In the next case report a medical student described his own case of a central hip joint dislocation with acetabular fracture following a motorcycle accident treated by a resposition, and traction for 3 months. Two years later necrosis of the head of the right femur was diagnosed. The next surgical operation was unsuccessful, and the disability was worse than before the surgery. The patient could not walk at all due to defective necrotic femoral head. The 1st fetal cell transplantation of placenta, mesenchyme, cartilage and osteoblasts, was followed by ozonetherapy and magnetic field therapy. Two months later the 2nd cell transplantation of placenta, mesenchyme, cartilage and hypothalamus, was done, and 4 months later the 3rd cell transplantation of placenta , mesenchyme, cartilage and hypothalamus. Since that time there was a continuous improvement and x-rays taken 3 years later showed a healing of femoral head, althout some flatness, but the patient was mobile. 
A 60 years’ old female had osteomyelitis of the left femur at the age of 10 which caused a shortening of the left leg by 2 cm, and thereby foot was in a permanent ‘walking on the tiptoes’ position, and there was an ankylosis of the left hip joint in adduction-, flexion-, and external rotation, with a pronounced periarthropathy. The severe coxarthrosis brought on the aseptic necrosis of the femoral head 50 years after the osteomyelitis in childhood, with inability to walk whatsoever. Steroids did not help at all. Cell transplantation was carried out three times, with intraarticular implantation of cartilage, and systemic implantation of mesenchyme, thymus, liver, placenta, osteoblasts, adrenal cortex. The result was excellent , the patient could again work in her food store without crutches, that she had to use for years. 

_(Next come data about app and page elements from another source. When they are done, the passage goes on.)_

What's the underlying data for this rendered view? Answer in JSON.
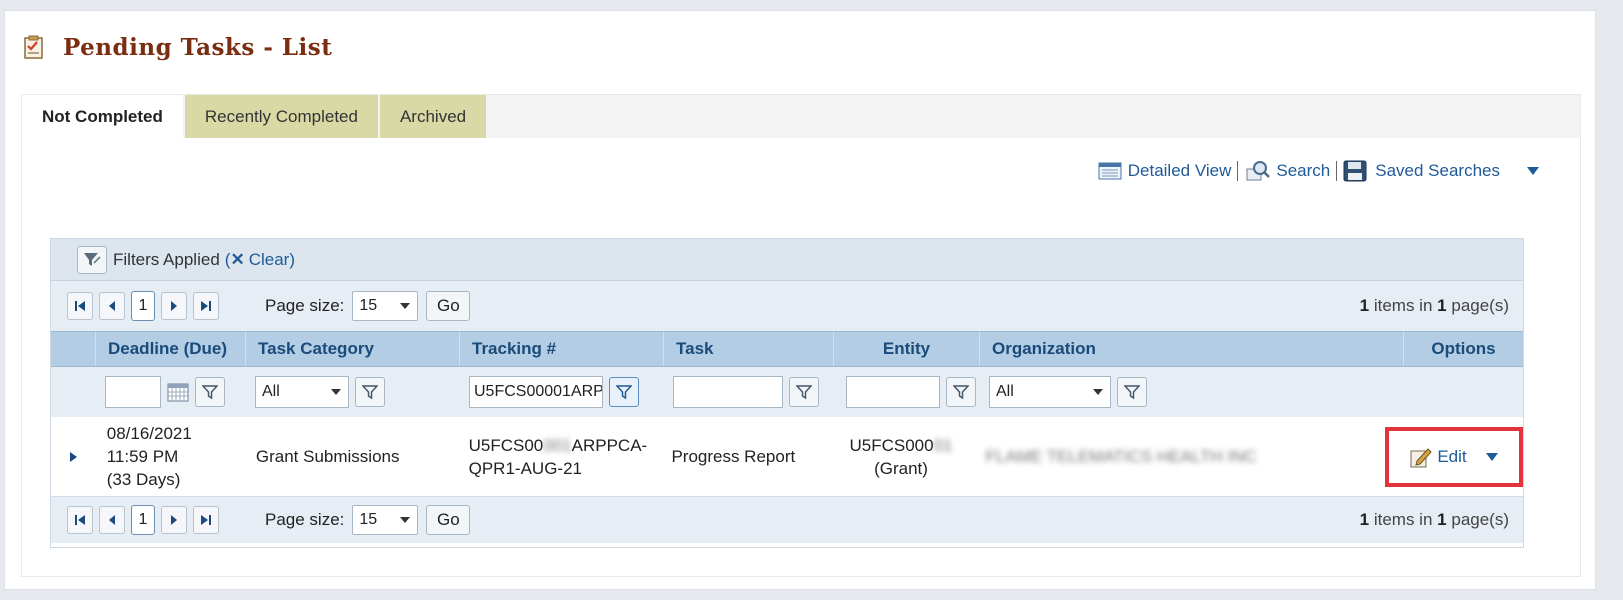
{
  "page": {
    "title": "Pending Tasks - List"
  },
  "tabs": [
    {
      "label": "Not Completed",
      "active": true
    },
    {
      "label": "Recently Completed",
      "active": false
    },
    {
      "label": "Archived",
      "active": false
    }
  ],
  "toolbar": {
    "detailed_view": "Detailed View",
    "search": "Search",
    "saved_searches": "Saved Searches"
  },
  "filters": {
    "applied_text": "Filters Applied",
    "open_paren": "(",
    "clear_label": "Clear",
    "close_paren": ")"
  },
  "pager": {
    "current_page": "1",
    "page_size_label": "Page size:",
    "page_size": "15",
    "go_label": "Go",
    "item_count": "1",
    "items_in_text": "items in",
    "page_count": "1",
    "pages_text": "page(s)"
  },
  "columns": {
    "deadline": "Deadline (Due)",
    "task_category": "Task Category",
    "tracking": "Tracking #",
    "task": "Task",
    "entity": "Entity",
    "organization": "Organization",
    "options": "Options"
  },
  "column_filters": {
    "deadline_value": "",
    "task_category_value": "All",
    "tracking_value": "U5FCS00001ARP",
    "task_value": "",
    "entity_value": "",
    "organization_value": "All"
  },
  "rows": [
    {
      "deadline_date": "08/16/2021",
      "deadline_time": "11:59 PM",
      "deadline_days": "(33 Days)",
      "task_category": "Grant Submissions",
      "tracking_a": "U5FCS00",
      "tracking_blur": "001",
      "tracking_b": "ARPPCA-",
      "tracking_line2": "QPR1-AUG-21",
      "task": "Progress Report",
      "entity_a": "U5FCS000",
      "entity_blur": "01",
      "entity_line2": "(Grant)",
      "organization": "FLAME TELEMATICS HEALTH INC",
      "edit_label": "Edit"
    }
  ],
  "colors": {
    "title": "#7b2d12",
    "link": "#1f5a99",
    "header_bg": "#b3cde4",
    "tab_inactive": "#d9d9a6",
    "highlight": "#e2343c"
  }
}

Clinical protocol for fetal precursor cell transplantation treatment of diseases of locomotor apparatus:
The patient has to be prepared for for fetal precursor cell xenotransplantation by elimination of metabolic imbalance, hypoalbuminemia, chronic infection by hospitalization with intravenous fluids, sufficient doses of antibiotics, pulmonary physiotherapy, proper urinary drainage, etc., so that the patient’s clinical condition will be compensated as well as possible;.
Parameters to be followed in patients before and after fetal precursor cell xenotransplantation, and the frequency:
i/ complete CBC once a month
Ii / level of serum albumin once a month
Iii / level of serum calcium and phosphorus once a month
Iv / serum chemistry once a month
V / serum alkaline phosphatase once a month
Vi / x-rays as necessary
Vii / CAT scan as necessary
Viii / MRI as necessary
Ix / body weight once a week
X / bone scan as necesary
Xi / 24-h urine calcium as necessary
- Immunological: once a month x3, then every 3 months:
I / total lymphocytes
Ii / T-lymphocytes (CD3+)
Ii / T-helpers (CD4+)
Iv / T-suppressors (CD8+) and CD4/CD8
V / NK (CD16)
Vi / B-lymphocytes (CD22 and CD19)
Vii / serum IgG, IgA, IgM
Viii / serum complement (CH50)
- Special: once every 6 months
- osteoporosis :
T3, T4, TSH
- serum protein electrophoresis
serum 25-hydroxycholecalciferol and 1,25-dihydrocholecalciferol
serum 25-hydroxycholecalciferol and 1,25-dihydrocholecalciferol
bone biopsy with double tetracycline-labeled histometry
- hyperparathyroidism :
circulating immunoreactive parathyroid hormone
serum electrophoresis (monoclonal protein)
bone marrow examination
urine for Bence Jones protein
serum level of monoclonal protein
Frequency of office visits: 4 weeks and 48 hours before fetal precursor cell xenotransplantation, 24 hours after and then once a week for the first month after fetal cell cell transplantation, once a month thereafter.